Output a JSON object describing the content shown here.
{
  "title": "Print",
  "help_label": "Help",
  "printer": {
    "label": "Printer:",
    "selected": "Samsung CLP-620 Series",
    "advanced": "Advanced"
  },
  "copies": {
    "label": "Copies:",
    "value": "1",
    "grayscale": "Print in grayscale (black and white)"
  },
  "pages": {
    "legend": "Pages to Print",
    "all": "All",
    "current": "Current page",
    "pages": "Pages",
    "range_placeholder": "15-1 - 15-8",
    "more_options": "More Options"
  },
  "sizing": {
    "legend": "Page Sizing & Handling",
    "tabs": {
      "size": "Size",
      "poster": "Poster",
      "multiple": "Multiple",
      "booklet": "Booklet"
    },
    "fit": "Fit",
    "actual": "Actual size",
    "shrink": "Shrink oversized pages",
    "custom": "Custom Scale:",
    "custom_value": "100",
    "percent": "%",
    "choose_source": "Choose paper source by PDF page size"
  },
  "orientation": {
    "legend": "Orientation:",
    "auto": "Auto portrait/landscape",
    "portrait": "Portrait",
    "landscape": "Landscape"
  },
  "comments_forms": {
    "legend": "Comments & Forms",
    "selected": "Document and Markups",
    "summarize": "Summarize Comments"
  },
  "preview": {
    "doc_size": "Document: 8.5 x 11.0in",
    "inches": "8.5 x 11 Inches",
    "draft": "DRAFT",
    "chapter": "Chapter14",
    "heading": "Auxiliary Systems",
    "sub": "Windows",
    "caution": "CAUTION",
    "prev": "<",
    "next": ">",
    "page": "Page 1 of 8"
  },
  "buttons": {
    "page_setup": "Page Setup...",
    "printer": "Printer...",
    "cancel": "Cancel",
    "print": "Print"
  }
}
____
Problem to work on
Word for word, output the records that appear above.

Written solution
Output a JSON object describing the content shown here.
{
  "title": "Print",
  "help_label": "Help",
  "printer": {
    "label": "Printer:",
    "selected": "Samsung CLP-620 Series",
    "advanced": "Advanced"
  },
  "copies": {
    "label": "Copies:",
    "value": "1",
    "grayscale": "Print in grayscale (black and white)"
  },
  "pages": {
    "legend": "Pages to Print",
    "all": "All",
    "current": "Current page",
    "pages": "Pages",
    "range_placeholder": "15-1 - 15-8",
    "more_options": "More Options"
  },
  "sizing": {
    "legend": "Page Sizing & Handling",
    "tabs": {
      "size": "Size",
      "poster": "Poster",
      "multiple": "Multiple",
      "booklet": "Booklet"
    },
    "fit": "Fit",
    "actual": "Actual size",
    "shrink": "Shrink oversized pages",
    "custom": "Custom Scale:",
    "custom_value": "100",
    "percent": "%",
    "choose_source": "Choose paper source by PDF page size"
  },
  "orientation": {
    "legend": "Orientation:",
    "auto": "Auto portrait/landscape",
    "portrait": "Portrait",
    "landscape": "Landscape"
  },
  "comments_forms": {
    "legend": "Comments & Forms",
    "selected": "Document and Markups",
    "summarize": "Summarize Comments"
  },
  "preview": {
    "doc_size": "Document: 8.5 x 11.0in",
    "inches": "8.5 x 11 Inches",
    "draft": "DRAFT",
    "chapter": "Chapter14",
    "heading": "Auxiliary Systems",
    "sub": "Windows",
    "caution": "CAUTION",
    "prev": "<",
    "next": ">",
    "page": "Page 1 of 8"
  },
  "buttons": {
    "page_setup": "Page Setup...",
    "printer": "Printer...",
    "cancel": "Cancel",
    "print": "Print"
  }
}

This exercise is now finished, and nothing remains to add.